  1. Create an art centre in your classroom with the following things:
    - scissors
    - a variety of pre-cut geometric shapes
    - glue sticks
    - construction paper
  2. Gather, and make available, books about shapes and sorting, for example, The Shape of Things, by Dayle Ann Dodds, and Julie Lacome; The Shape Song Swingalong, by Barefoot Books; Triangle, by Mac Barnett, and Jon Klassen; Square, by Mac Barnett, and Jon Klassen; Circle, by Mac Barnett, and Jon Klassen; Math Counts: Shape, by Henry Arthur Pluckrose; Sam Sorts, by Marthe Jocelyn; National Geographic Kids Look and Learn: Shapes! Board book, by National Geographic Kids; and When a Line Bends . . . A Shape Begins, by Rhonda Gowler Greene, and James Kaczman.
  3. Download and display the Shape poster available on this website.
  4. Cut out some large geometric paper shapes.

Introduction

  1. Conduct a read-aloud with a book such as The Shape of Things, by Dayle Ann Dodds, and Julie Lacome.
    - draw attention to how combinations of shapes form things such as houses and boats 
  2. Practice sorting a variety of large, cut-out shapes.
  3. Invite some students to combine several shapes to create something new.
  4. Display and draw attention to shapes and shape words in the classroom.
  5. Introduce the art centre.
  6. Introduce the challenge.

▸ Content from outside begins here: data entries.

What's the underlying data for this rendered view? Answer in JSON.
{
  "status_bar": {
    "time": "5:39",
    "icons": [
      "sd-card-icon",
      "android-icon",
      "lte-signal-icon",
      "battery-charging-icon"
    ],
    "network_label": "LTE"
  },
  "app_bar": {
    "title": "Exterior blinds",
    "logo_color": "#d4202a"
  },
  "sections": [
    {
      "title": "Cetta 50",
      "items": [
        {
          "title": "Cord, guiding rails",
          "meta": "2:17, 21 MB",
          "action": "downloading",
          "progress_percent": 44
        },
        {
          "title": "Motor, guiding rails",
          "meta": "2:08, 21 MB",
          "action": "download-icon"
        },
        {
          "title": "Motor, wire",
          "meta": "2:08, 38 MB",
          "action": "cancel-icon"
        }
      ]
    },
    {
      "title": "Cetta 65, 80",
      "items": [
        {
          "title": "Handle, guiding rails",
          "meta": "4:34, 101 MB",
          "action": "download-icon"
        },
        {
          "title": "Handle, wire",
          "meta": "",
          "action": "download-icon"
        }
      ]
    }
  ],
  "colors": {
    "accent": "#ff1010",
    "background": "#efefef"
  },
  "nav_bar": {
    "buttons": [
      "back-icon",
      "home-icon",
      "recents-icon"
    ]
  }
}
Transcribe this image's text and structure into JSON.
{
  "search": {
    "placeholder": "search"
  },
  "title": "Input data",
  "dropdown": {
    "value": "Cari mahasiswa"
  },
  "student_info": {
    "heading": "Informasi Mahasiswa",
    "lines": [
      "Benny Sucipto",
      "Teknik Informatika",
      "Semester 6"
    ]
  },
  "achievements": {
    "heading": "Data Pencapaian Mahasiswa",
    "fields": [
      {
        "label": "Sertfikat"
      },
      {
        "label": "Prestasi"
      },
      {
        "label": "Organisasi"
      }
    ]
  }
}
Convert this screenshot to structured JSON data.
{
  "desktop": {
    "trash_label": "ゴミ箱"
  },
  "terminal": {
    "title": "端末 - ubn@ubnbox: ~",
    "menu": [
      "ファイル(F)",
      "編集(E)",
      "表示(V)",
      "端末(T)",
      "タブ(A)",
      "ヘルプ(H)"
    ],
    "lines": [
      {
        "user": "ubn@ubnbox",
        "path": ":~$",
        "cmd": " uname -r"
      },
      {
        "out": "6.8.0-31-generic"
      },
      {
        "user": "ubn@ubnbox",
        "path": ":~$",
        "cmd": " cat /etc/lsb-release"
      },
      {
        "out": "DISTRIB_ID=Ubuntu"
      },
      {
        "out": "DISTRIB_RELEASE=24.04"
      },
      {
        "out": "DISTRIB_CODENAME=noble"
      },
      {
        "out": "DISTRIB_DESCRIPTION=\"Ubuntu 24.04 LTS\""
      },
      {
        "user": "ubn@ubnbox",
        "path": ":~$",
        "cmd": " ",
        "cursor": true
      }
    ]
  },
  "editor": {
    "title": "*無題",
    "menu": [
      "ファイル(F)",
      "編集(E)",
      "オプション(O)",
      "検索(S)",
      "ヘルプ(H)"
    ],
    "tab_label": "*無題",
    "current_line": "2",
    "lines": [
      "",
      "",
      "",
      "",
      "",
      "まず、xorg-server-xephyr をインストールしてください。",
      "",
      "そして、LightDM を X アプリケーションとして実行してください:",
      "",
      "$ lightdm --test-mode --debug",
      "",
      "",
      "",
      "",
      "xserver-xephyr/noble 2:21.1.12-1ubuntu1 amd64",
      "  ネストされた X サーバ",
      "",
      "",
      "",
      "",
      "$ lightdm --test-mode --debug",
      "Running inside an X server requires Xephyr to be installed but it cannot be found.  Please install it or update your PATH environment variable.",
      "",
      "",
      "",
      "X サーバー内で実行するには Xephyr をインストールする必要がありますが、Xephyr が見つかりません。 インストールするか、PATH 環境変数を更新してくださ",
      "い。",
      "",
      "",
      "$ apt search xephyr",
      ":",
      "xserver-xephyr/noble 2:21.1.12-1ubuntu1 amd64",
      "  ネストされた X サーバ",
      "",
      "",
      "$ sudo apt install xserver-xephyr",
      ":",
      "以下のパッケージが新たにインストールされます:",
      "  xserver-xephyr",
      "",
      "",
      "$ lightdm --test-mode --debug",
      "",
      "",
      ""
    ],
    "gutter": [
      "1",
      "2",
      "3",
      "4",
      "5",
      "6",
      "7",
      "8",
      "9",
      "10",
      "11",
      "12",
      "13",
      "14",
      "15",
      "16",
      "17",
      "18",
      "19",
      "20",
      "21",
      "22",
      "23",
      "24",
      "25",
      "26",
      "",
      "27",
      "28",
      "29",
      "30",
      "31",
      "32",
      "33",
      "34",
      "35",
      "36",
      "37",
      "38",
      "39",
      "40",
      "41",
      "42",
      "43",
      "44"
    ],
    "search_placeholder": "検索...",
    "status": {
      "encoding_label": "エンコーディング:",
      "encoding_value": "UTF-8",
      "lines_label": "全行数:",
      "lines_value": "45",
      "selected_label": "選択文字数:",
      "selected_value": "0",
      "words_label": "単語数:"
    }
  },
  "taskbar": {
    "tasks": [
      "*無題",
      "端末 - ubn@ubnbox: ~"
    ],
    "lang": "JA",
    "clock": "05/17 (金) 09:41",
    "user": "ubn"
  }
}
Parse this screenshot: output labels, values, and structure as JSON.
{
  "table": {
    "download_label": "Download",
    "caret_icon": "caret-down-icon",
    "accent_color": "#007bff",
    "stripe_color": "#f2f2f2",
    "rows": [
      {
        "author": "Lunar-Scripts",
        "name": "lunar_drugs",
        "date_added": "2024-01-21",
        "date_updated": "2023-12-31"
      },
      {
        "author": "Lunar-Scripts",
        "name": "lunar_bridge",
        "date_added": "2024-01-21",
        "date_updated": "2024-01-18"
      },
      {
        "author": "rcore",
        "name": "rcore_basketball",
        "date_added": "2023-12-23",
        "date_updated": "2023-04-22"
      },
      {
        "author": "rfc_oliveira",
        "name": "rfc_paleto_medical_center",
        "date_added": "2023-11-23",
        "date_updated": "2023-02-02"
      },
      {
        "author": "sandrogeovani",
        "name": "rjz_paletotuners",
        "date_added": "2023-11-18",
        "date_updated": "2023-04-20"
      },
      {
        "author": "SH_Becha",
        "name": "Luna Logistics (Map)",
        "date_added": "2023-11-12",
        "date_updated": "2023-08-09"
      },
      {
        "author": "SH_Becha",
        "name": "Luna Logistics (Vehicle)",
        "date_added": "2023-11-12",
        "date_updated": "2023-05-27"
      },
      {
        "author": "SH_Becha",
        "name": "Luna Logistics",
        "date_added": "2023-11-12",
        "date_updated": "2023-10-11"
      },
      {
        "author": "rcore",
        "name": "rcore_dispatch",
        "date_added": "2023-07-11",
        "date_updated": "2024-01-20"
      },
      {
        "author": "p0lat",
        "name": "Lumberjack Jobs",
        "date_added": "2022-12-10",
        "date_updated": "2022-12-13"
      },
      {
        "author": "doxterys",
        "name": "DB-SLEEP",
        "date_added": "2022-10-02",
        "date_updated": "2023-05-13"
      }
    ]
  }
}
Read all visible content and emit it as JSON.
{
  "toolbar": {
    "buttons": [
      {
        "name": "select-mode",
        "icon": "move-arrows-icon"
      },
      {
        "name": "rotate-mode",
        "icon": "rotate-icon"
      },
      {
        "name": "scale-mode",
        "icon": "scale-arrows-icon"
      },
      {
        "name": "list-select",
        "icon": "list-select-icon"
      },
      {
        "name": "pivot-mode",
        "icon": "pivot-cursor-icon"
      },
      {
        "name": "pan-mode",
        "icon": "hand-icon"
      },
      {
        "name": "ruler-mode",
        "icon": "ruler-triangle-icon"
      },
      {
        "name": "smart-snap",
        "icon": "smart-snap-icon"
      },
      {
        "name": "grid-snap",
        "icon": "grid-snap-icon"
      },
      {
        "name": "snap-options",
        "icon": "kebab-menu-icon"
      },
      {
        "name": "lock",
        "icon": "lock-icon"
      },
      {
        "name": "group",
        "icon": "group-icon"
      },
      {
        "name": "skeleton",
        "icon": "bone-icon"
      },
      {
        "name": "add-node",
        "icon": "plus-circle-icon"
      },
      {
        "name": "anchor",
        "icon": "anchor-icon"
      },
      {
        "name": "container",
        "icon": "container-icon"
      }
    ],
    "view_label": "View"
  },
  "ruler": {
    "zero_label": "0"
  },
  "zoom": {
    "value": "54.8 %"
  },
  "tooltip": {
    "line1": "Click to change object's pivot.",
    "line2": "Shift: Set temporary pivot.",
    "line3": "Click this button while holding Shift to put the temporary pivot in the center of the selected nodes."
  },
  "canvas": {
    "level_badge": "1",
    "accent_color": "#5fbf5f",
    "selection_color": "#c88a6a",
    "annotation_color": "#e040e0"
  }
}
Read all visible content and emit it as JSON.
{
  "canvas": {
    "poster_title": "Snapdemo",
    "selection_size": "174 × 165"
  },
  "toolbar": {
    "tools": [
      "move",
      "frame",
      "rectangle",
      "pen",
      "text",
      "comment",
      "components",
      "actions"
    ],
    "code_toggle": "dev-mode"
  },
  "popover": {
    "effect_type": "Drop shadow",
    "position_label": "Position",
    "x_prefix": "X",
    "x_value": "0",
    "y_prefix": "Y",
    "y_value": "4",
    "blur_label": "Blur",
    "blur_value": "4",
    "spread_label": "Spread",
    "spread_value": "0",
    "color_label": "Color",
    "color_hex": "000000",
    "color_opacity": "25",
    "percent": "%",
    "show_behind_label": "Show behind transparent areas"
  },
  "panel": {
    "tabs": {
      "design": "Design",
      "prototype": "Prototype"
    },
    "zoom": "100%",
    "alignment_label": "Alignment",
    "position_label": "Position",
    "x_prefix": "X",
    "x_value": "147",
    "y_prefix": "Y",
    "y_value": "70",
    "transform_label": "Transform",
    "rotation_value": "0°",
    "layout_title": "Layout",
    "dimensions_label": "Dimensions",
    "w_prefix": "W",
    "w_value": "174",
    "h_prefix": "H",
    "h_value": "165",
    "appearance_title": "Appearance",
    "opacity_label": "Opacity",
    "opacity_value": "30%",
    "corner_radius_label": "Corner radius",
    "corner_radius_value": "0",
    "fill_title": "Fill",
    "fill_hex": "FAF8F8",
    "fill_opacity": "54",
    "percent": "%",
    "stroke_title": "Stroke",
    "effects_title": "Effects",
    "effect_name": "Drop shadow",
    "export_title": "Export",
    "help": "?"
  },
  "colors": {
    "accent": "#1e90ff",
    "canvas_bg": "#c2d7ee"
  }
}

Activities

The Challenge

  1. Create a picture using geometric paper shapes.
  2. Use your own ideas to make your picture.
  3. Use different shapes.
  4. Repeat shapes to make a pattern.
  5. Explain how you made your picture.

The Process

  1. Ensure that students understand the challenge.
  2. Establish success criteria with your students, for example,
    I know I am successful when I:
    - use my own ideas to make my picture
    - use different geometric shapes
    - repeat shapes to make a pattern
    - explain how I made my picture
    - share my ideas with my classmates
  3. Guide students through the steps outlined in the lesson plan.
  4. Observe students as they work.
  5. Provide individual assistance and encouragement.

Sharing

  1. Gather students to share and discuss their pictures. Ask students:
    What shape did you use the most of?   
    - How many different shapes did you use?
    - Did you use shapes to make a pattern? How?
    - What do you like the best about this picture? Why?
    - Who would love this picture? Why?
  2. Display all the pictures in the classroom.
  3. Encourage students to view the pictures and notice how they are the same, and how they are different.

Assessment

  1. Observe students as they work – thoughtful focus, discriminating, seeking more information, elaborating, experimenting.
  2. Observe students as they discuss the artworks – active listening, insightful contributions, supporting ideas with evidence found in the artwork and from personal experience.
  3. Use a checklist to track progress. (Download - ShapePicture_tracking.pdf)
  4. Have grade 1 students use the self-assessment form to evaluate their work. (Download - ShapePicture_self-assessment.pdf)